CANCER OUTCOMES

Disparities in cancer outcomes exist between the developed and developing world for most cancers.

Evidence

  • Patients whose cancers are curable in the developed world unnecessarily suffer and die due to a lack of awareness, resources and access to affordable, effective and quality cancer services that enable early diagnosis and appropriate treatment and care.
  • The reality of cancer cure rates in children is reflective of the inexcusable inequities in global access to treatment and care. There are an estimated 160,000 newly diagnosed cases of childhood cancer worldwide each year with more than 70% of the world’s children with cancer lacking access to effective treatment. The result is an unacceptably low survival rate of ~10% in developing countries compared to ~90% in high-income countries.
  • In many cases the largest and most unacceptable gap in cancer care is the lack of adequate palliative care and access to pain relief for much of the world’s population. A short list of medications can control pain for almost 90% of all people with cancer pain including children, yet millions of cancer patients have little to no access to adequate pain treatment.

Global Advocacy Message

Efficacious and cost-effective interventions must be made available in an equitable manner through cancer prevention, early detection and treatment delivered as part of national cancer control plans (NCCPs) that respond to the national cancer burden.
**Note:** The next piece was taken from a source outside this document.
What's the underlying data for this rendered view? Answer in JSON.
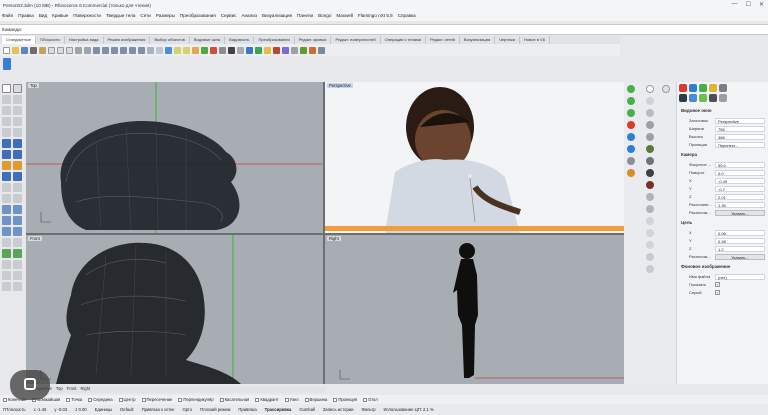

Access to effective, quality and affordable cancer services is a right of all individuals and should not be determined by where you live.